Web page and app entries
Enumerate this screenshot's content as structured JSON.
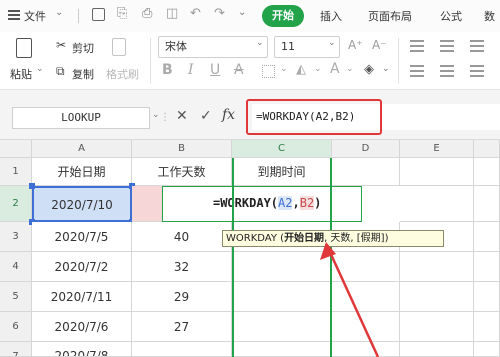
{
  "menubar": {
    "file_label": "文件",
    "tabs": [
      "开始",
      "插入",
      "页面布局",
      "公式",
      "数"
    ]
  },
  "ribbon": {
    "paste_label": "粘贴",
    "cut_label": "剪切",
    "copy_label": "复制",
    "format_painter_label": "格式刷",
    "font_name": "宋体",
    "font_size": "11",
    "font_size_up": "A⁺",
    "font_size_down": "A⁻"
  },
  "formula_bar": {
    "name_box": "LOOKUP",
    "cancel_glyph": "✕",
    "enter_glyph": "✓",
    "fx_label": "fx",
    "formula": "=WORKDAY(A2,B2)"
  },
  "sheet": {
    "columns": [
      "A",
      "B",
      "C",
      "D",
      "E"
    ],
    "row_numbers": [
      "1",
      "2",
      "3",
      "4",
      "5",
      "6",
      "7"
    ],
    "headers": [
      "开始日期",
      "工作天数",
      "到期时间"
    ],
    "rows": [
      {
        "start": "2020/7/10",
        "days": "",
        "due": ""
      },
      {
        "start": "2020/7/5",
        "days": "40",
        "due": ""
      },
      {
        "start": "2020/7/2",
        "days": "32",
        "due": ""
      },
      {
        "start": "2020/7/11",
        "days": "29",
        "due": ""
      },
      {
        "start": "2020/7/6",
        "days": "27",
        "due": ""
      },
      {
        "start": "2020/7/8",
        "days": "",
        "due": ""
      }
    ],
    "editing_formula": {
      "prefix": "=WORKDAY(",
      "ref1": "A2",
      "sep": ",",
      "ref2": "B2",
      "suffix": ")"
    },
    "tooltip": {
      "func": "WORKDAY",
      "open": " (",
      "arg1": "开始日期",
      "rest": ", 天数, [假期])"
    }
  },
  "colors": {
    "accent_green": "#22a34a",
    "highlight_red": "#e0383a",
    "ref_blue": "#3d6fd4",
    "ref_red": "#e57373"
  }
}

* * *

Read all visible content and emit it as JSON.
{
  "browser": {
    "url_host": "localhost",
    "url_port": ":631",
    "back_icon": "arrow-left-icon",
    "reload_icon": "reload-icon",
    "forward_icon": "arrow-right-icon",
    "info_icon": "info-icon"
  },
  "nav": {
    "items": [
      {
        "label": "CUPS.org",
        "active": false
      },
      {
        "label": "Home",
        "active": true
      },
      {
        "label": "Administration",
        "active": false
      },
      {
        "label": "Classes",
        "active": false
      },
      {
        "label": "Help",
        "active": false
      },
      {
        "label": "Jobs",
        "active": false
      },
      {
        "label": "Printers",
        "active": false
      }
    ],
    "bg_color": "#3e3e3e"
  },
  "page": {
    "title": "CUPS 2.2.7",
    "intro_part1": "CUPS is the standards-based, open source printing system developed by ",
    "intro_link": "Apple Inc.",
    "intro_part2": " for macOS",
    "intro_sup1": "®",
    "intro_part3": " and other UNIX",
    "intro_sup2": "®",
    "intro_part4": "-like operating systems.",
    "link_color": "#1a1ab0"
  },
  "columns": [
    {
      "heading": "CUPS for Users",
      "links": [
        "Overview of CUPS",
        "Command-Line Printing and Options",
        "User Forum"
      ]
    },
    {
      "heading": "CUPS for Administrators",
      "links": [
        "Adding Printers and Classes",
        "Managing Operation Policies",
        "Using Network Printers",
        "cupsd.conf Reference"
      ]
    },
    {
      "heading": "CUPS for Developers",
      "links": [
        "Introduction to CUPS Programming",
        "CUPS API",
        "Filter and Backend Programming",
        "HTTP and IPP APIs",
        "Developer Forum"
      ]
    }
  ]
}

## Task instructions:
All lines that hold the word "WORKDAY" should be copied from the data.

## Problem solution:
    "formula": "=WORKDAY(A2,B2)"
      "prefix": "=WORKDAY(",
      "func": "WORKDAY",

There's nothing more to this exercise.